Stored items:
◇ ◇ ◇ ◇ ◇

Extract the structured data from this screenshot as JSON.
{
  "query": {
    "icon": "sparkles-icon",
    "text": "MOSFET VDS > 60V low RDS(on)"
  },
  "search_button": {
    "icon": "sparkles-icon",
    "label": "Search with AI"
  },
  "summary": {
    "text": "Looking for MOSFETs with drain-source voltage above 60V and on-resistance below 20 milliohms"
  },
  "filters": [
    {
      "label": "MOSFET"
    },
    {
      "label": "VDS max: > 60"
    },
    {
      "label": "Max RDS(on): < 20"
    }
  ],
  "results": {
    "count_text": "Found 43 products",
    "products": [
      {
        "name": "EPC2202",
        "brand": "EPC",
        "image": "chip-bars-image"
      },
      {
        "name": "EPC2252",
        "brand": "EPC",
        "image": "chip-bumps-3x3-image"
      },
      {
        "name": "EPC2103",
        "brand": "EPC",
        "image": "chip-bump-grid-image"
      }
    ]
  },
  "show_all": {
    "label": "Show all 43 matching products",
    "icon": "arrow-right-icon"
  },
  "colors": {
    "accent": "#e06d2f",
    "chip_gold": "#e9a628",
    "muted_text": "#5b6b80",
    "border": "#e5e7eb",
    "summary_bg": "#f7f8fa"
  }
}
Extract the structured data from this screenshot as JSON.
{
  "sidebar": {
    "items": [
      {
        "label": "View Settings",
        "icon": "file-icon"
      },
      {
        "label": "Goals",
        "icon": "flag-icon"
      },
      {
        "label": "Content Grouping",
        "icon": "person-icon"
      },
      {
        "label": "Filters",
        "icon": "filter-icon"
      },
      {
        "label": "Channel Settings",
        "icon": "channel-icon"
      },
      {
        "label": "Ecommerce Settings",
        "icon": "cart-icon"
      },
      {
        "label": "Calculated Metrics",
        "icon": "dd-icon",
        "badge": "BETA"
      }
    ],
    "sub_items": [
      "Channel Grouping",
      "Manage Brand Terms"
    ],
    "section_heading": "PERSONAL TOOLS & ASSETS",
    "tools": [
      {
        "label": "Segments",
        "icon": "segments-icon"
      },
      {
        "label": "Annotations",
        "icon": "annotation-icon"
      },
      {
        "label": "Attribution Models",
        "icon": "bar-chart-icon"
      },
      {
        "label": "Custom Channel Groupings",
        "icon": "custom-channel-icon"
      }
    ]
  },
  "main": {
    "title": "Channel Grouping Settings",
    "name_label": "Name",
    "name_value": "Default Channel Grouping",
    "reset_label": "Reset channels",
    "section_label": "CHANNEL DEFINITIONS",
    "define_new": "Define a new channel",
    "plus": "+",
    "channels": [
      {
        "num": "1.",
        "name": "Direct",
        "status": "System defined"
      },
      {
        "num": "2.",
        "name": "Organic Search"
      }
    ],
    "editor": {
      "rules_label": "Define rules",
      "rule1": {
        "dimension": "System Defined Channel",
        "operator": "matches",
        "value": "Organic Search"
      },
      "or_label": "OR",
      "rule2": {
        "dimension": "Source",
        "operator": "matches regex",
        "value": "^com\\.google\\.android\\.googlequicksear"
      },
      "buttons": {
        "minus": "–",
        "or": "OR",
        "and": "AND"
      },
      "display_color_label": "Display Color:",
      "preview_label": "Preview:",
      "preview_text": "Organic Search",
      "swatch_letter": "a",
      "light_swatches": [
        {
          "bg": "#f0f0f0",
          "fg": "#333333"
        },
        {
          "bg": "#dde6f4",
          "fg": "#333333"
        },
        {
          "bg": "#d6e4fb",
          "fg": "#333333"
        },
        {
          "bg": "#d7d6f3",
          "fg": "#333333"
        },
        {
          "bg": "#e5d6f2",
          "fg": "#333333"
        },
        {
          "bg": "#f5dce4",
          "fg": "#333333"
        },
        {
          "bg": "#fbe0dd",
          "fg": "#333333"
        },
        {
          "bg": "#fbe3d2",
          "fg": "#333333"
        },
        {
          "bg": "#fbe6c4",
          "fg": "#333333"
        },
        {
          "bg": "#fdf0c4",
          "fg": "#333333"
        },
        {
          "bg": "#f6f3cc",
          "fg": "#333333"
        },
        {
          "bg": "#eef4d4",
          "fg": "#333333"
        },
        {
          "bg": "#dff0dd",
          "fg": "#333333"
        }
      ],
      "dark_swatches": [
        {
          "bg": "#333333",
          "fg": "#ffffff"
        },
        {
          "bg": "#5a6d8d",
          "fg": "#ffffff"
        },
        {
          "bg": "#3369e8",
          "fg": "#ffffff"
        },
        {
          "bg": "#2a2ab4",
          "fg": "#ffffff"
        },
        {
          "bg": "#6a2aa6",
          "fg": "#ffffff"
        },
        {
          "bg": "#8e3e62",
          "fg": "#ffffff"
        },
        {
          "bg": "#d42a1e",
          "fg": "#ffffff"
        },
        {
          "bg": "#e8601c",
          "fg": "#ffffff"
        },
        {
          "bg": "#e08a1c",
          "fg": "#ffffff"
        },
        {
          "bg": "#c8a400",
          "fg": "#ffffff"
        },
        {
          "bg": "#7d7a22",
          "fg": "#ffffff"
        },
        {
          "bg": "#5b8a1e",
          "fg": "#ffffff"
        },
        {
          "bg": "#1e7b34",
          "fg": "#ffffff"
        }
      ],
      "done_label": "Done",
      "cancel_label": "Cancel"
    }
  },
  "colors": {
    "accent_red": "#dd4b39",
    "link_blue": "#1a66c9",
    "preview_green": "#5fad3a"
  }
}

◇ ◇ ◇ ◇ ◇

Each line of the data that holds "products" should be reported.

◆ Response to the task:
    "count_text": "Found 43 products",
    "products": [
    "label": "Show all 43 matching products",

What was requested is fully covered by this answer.